● Problem to solve
Retype the records that follow, every line exactly as written.

Component data from apps and pages
%%

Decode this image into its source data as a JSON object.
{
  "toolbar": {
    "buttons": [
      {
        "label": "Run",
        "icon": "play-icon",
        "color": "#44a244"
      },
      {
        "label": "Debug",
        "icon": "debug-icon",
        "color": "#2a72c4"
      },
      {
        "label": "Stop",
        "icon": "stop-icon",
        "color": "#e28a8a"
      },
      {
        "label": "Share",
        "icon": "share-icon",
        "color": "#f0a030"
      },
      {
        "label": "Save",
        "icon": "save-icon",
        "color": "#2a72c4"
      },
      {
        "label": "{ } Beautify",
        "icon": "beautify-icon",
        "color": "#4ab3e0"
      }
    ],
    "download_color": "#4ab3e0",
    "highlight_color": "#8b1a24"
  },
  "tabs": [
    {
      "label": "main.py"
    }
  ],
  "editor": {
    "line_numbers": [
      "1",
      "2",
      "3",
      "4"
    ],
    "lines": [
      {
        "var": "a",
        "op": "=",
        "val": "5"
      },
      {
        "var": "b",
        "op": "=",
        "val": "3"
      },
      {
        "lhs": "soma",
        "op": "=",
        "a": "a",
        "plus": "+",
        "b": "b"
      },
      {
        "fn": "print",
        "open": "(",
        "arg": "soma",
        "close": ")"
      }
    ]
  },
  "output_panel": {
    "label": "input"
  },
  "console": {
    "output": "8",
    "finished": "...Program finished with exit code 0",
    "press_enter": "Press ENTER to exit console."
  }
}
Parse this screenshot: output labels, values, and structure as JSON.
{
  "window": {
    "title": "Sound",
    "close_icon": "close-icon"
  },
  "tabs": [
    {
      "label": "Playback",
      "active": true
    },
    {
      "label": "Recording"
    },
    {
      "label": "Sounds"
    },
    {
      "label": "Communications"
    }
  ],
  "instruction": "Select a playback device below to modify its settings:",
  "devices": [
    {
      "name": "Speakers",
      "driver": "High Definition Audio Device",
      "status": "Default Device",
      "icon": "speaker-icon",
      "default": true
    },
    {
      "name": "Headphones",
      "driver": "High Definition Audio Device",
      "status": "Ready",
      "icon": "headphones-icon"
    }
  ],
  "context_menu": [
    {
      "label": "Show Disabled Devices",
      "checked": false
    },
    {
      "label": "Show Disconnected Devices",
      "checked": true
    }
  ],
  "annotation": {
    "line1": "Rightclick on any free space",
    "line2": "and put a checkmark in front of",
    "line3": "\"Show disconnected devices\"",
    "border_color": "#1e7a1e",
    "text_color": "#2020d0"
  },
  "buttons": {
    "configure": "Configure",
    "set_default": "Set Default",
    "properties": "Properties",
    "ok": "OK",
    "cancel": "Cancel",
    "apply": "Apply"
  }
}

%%

● Answer space
Decode this image into its source data as a JSON object.
{
  "toolbar": {
    "buttons": [
      {
        "label": "Run",
        "icon": "play-icon",
        "color": "#44a244"
      },
      {
        "label": "Debug",
        "icon": "debug-icon",
        "color": "#2a72c4"
      },
      {
        "label": "Stop",
        "icon": "stop-icon",
        "color": "#e28a8a"
      },
      {
        "label": "Share",
        "icon": "share-icon",
        "color": "#f0a030"
      },
      {
        "label": "Save",
        "icon": "save-icon",
        "color": "#2a72c4"
      },
      {
        "label": "{ } Beautify",
        "icon": "beautify-icon",
        "color": "#4ab3e0"
      }
    ],
    "download_color": "#4ab3e0",
    "highlight_color": "#8b1a24"
  },
  "tabs": [
    {
      "label": "main.py"
    }
  ],
  "editor": {
    "line_numbers": [
      "1",
      "2",
      "3",
      "4"
    ],
    "lines": [
      {
        "var": "a",
        "op": "=",
        "val": "5"
      },
      {
        "var": "b",
        "op": "=",
        "val": "3"
      },
      {
        "lhs": "soma",
        "op": "=",
        "a": "a",
        "plus": "+",
        "b": "b"
      },
      {
        "fn": "print",
        "open": "(",
        "arg": "soma",
        "close": ")"
      }
    ]
  },
  "output_panel": {
    "label": "input"
  },
  "console": {
    "output": "8",
    "finished": "...Program finished with exit code 0",
    "press_enter": "Press ENTER to exit console."
  }
}
Parse this screenshot: output labels, values, and structure as JSON.
{
  "window": {
    "title": "Sound",
    "close_icon": "close-icon"
  },
  "tabs": [
    {
      "label": "Playback",
      "active": true
    },
    {
      "label": "Recording"
    },
    {
      "label": "Sounds"
    },
    {
      "label": "Communications"
    }
  ],
  "instruction": "Select a playback device below to modify its settings:",
  "devices": [
    {
      "name": "Speakers",
      "driver": "High Definition Audio Device",
      "status": "Default Device",
      "icon": "speaker-icon",
      "default": true
    },
    {
      "name": "Headphones",
      "driver": "High Definition Audio Device",
      "status": "Ready",
      "icon": "headphones-icon"
    }
  ],
  "context_menu": [
    {
      "label": "Show Disabled Devices",
      "checked": false
    },
    {
      "label": "Show Disconnected Devices",
      "checked": true
    }
  ],
  "annotation": {
    "line1": "Rightclick on any free space",
    "line2": "and put a checkmark in front of",
    "line3": "\"Show disconnected devices\"",
    "border_color": "#1e7a1e",
    "text_color": "#2020d0"
  },
  "buttons": {
    "configure": "Configure",
    "set_default": "Set Default",
    "properties": "Properties",
    "ok": "OK",
    "cancel": "Cancel",
    "apply": "Apply"
  }
}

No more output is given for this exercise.